Brief
Every line below must be reproduced exactly. Copy them all.

---------- Material for this exercise ----------

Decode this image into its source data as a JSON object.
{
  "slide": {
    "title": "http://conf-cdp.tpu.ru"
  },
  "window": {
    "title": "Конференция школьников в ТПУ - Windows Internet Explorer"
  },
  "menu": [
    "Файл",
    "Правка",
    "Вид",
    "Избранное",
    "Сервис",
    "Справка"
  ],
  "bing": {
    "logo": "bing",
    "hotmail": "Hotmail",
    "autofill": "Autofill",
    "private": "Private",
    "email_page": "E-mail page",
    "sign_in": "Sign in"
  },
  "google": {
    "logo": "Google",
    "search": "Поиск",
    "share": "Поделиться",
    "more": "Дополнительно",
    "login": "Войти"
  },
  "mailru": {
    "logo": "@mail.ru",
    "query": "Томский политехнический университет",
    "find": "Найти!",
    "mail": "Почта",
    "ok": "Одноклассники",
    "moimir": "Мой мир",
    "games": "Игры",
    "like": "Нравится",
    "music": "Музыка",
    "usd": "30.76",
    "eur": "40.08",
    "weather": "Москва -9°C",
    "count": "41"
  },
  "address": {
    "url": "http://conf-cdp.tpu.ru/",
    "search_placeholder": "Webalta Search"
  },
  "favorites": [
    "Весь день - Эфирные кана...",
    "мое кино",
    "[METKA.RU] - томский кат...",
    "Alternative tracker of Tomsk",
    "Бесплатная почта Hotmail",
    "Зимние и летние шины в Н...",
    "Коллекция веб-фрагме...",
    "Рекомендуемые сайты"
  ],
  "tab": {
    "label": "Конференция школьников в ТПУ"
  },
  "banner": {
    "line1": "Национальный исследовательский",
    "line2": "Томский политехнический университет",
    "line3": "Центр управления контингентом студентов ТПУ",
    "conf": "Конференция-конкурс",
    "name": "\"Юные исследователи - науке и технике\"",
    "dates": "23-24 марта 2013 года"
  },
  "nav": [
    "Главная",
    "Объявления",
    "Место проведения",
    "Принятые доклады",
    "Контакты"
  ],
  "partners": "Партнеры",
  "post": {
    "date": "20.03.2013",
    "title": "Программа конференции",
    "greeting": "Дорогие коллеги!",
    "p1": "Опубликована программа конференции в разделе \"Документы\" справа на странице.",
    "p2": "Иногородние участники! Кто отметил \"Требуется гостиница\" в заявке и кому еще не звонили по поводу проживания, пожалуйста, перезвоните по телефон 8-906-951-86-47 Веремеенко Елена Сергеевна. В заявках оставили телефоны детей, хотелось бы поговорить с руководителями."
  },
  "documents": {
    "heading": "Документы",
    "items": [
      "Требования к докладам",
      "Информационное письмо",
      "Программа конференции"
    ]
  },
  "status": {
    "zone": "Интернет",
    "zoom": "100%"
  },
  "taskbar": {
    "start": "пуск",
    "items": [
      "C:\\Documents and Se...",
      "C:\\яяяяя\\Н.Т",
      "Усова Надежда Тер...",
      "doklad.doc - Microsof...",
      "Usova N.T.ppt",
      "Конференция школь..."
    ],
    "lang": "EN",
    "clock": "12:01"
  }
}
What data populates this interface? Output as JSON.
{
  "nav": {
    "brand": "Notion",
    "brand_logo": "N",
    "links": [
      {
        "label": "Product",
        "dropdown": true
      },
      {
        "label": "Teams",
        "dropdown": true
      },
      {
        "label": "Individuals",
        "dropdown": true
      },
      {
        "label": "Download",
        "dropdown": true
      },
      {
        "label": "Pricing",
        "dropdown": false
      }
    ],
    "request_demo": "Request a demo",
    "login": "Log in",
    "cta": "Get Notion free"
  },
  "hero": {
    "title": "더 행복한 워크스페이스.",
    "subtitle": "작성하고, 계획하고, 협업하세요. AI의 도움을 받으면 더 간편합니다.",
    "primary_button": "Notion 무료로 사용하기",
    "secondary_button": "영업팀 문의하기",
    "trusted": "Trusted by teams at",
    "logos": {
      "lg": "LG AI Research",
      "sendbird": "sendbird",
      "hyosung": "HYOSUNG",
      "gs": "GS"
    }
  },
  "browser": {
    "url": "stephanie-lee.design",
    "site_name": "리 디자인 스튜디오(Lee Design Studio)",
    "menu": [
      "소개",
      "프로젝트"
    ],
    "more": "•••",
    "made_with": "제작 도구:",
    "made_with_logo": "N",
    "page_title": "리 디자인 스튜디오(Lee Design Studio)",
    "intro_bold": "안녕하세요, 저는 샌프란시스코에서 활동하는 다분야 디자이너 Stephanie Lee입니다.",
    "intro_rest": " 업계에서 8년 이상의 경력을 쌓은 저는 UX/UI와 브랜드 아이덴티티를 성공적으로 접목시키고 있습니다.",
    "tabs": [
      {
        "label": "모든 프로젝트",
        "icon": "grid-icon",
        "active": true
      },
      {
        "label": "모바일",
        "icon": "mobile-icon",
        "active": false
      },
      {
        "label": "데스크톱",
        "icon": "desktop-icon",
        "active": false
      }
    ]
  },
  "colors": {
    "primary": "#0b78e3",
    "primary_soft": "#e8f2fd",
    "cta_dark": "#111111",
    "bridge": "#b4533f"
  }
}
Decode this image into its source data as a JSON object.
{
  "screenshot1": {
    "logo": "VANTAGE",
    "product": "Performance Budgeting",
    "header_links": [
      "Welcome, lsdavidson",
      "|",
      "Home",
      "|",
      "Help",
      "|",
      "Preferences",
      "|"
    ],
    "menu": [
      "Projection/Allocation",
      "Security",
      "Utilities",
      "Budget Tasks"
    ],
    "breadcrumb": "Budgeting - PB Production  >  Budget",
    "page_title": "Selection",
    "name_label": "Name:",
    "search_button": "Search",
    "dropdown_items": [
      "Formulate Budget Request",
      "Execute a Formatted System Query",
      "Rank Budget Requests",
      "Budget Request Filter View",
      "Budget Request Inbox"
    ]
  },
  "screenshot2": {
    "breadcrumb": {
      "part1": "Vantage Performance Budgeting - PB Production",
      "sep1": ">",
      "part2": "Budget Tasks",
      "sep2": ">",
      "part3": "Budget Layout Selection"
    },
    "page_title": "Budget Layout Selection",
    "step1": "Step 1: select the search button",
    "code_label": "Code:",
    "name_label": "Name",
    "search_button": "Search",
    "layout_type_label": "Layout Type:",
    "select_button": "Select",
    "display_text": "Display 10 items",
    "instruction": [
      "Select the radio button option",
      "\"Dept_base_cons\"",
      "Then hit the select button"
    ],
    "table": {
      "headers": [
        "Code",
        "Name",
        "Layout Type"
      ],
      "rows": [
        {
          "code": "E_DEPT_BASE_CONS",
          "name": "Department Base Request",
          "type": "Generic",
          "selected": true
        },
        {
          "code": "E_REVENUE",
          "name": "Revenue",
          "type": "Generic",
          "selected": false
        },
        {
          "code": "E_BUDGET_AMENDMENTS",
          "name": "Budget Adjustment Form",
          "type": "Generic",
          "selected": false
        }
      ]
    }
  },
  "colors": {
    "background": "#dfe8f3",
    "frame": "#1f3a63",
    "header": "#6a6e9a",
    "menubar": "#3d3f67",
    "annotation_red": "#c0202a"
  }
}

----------

Response to this task
Decode this image into its source data as a JSON object.
{
  "slide": {
    "title": "http://conf-cdp.tpu.ru"
  },
  "window": {
    "title": "Конференция школьников в ТПУ - Windows Internet Explorer"
  },
  "menu": [
    "Файл",
    "Правка",
    "Вид",
    "Избранное",
    "Сервис",
    "Справка"
  ],
  "bing": {
    "logo": "bing",
    "hotmail": "Hotmail",
    "autofill": "Autofill",
    "private": "Private",
    "email_page": "E-mail page",
    "sign_in": "Sign in"
  },
  "google": {
    "logo": "Google",
    "search": "Поиск",
    "share": "Поделиться",
    "more": "Дополнительно",
    "login": "Войти"
  },
  "mailru": {
    "logo": "@mail.ru",
    "query": "Томский политехнический университет",
    "find": "Найти!",
    "mail": "Почта",
    "ok": "Одноклассники",
    "moimir": "Мой мир",
    "games": "Игры",
    "like": "Нравится",
    "music": "Музыка",
    "usd": "30.76",
    "eur": "40.08",
    "weather": "Москва -9°C",
    "count": "41"
  },
  "address": {
    "url": "http://conf-cdp.tpu.ru/",
    "search_placeholder": "Webalta Search"
  },
  "favorites": [
    "Весь день - Эфирные кана...",
    "мое кино",
    "[METKA.RU] - томский кат...",
    "Alternative tracker of Tomsk",
    "Бесплатная почта Hotmail",
    "Зимние и летние шины в Н...",
    "Коллекция веб-фрагме...",
    "Рекомендуемые сайты"
  ],
  "tab": {
    "label": "Конференция школьников в ТПУ"
  },
  "banner": {
    "line1": "Национальный исследовательский",
    "line2": "Томский политехнический университет",
    "line3": "Центр управления контингентом студентов ТПУ",
    "conf": "Конференция-конкурс",
    "name": "\"Юные исследователи - науке и технике\"",
    "dates": "23-24 марта 2013 года"
  },
  "nav": [
    "Главная",
    "Объявления",
    "Место проведения",
    "Принятые доклады",
    "Контакты"
  ],
  "partners": "Партнеры",
  "post": {
    "date": "20.03.2013",
    "title": "Программа конференции",
    "greeting": "Дорогие коллеги!",
    "p1": "Опубликована программа конференции в разделе \"Документы\" справа на странице.",
    "p2": "Иногородние участники! Кто отметил \"Требуется гостиница\" в заявке и кому еще не звонили по поводу проживания, пожалуйста, перезвоните по телефон 8-906-951-86-47 Веремеенко Елена Сергеевна. В заявках оставили телефоны детей, хотелось бы поговорить с руководителями."
  },
  "documents": {
    "heading": "Документы",
    "items": [
      "Требования к докладам",
      "Информационное письмо",
      "Программа конференции"
    ]
  },
  "status": {
    "zone": "Интернет",
    "zoom": "100%"
  },
  "taskbar": {
    "start": "пуск",
    "items": [
      "C:\\Documents and Se...",
      "C:\\яяяяя\\Н.Т",
      "Усова Надежда Тер...",
      "doklad.doc - Microsof...",
      "Usova N.T.ppt",
      "Конференция школь..."
    ],
    "lang": "EN",
    "clock": "12:01"
  }
}
What data populates this interface? Output as JSON.
{
  "nav": {
    "brand": "Notion",
    "brand_logo": "N",
    "links": [
      {
        "label": "Product",
        "dropdown": true
      },
      {
        "label": "Teams",
        "dropdown": true
      },
      {
        "label": "Individuals",
        "dropdown": true
      },
      {
        "label": "Download",
        "dropdown": true
      },
      {
        "label": "Pricing",
        "dropdown": false
      }
    ],
    "request_demo": "Request a demo",
    "login": "Log in",
    "cta": "Get Notion free"
  },
  "hero": {
    "title": "더 행복한 워크스페이스.",
    "subtitle": "작성하고, 계획하고, 협업하세요. AI의 도움을 받으면 더 간편합니다.",
    "primary_button": "Notion 무료로 사용하기",
    "secondary_button": "영업팀 문의하기",
    "trusted": "Trusted by teams at",
    "logos": {
      "lg": "LG AI Research",
      "sendbird": "sendbird",
      "hyosung": "HYOSUNG",
      "gs": "GS"
    }
  },
  "browser": {
    "url": "stephanie-lee.design",
    "site_name": "리 디자인 스튜디오(Lee Design Studio)",
    "menu": [
      "소개",
      "프로젝트"
    ],
    "more": "•••",
    "made_with": "제작 도구:",
    "made_with_logo": "N",
    "page_title": "리 디자인 스튜디오(Lee Design Studio)",
    "intro_bold": "안녕하세요, 저는 샌프란시스코에서 활동하는 다분야 디자이너 Stephanie Lee입니다.",
    "intro_rest": " 업계에서 8년 이상의 경력을 쌓은 저는 UX/UI와 브랜드 아이덴티티를 성공적으로 접목시키고 있습니다.",
    "tabs": [
      {
        "label": "모든 프로젝트",
        "icon": "grid-icon",
        "active": true
      },
      {
        "label": "모바일",
        "icon": "mobile-icon",
        "active": false
      },
      {
        "label": "데스크톱",
        "icon": "desktop-icon",
        "active": false
      }
    ]
  },
  "colors": {
    "primary": "#0b78e3",
    "primary_soft": "#e8f2fd",
    "cta_dark": "#111111",
    "bridge": "#b4533f"
  }
}
Decode this image into its source data as a JSON object.
{
  "screenshot1": {
    "logo": "VANTAGE",
    "product": "Performance Budgeting",
    "header_links": [
      "Welcome, lsdavidson",
      "|",
      "Home",
      "|",
      "Help",
      "|",
      "Preferences",
      "|"
    ],
    "menu": [
      "Projection/Allocation",
      "Security",
      "Utilities",
      "Budget Tasks"
    ],
    "breadcrumb": "Budgeting - PB Production  >  Budget",
    "page_title": "Selection",
    "name_label": "Name:",
    "search_button": "Search",
    "dropdown_items": [
      "Formulate Budget Request",
      "Execute a Formatted System Query",
      "Rank Budget Requests",
      "Budget Request Filter View",
      "Budget Request Inbox"
    ]
  },
  "screenshot2": {
    "breadcrumb": {
      "part1": "Vantage Performance Budgeting - PB Production",
      "sep1": ">",
      "part2": "Budget Tasks",
      "sep2": ">",
      "part3": "Budget Layout Selection"
    },
    "page_title": "Budget Layout Selection",
    "step1": "Step 1: select the search button",
    "code_label": "Code:",
    "name_label": "Name",
    "search_button": "Search",
    "layout_type_label": "Layout Type:",
    "select_button": "Select",
    "display_text": "Display 10 items",
    "instruction": [
      "Select the radio button option",
      "\"Dept_base_cons\"",
      "Then hit the select button"
    ],
    "table": {
      "headers": [
        "Code",
        "Name",
        "Layout Type"
      ],
      "rows": [
        {
          "code": "E_DEPT_BASE_CONS",
          "name": "Department Base Request",
          "type": "Generic",
          "selected": true
        },
        {
          "code": "E_REVENUE",
          "name": "Revenue",
          "type": "Generic",
          "selected": false
        },
        {
          "code": "E_BUDGET_AMENDMENTS",
          "name": "Budget Adjustment Form",
          "type": "Generic",
          "selected": false
        }
      ]
    }
  },
  "colors": {
    "background": "#dfe8f3",
    "frame": "#1f3a63",
    "header": "#6a6e9a",
    "menubar": "#3d3f67",
    "annotation_red": "#c0202a"
  }
}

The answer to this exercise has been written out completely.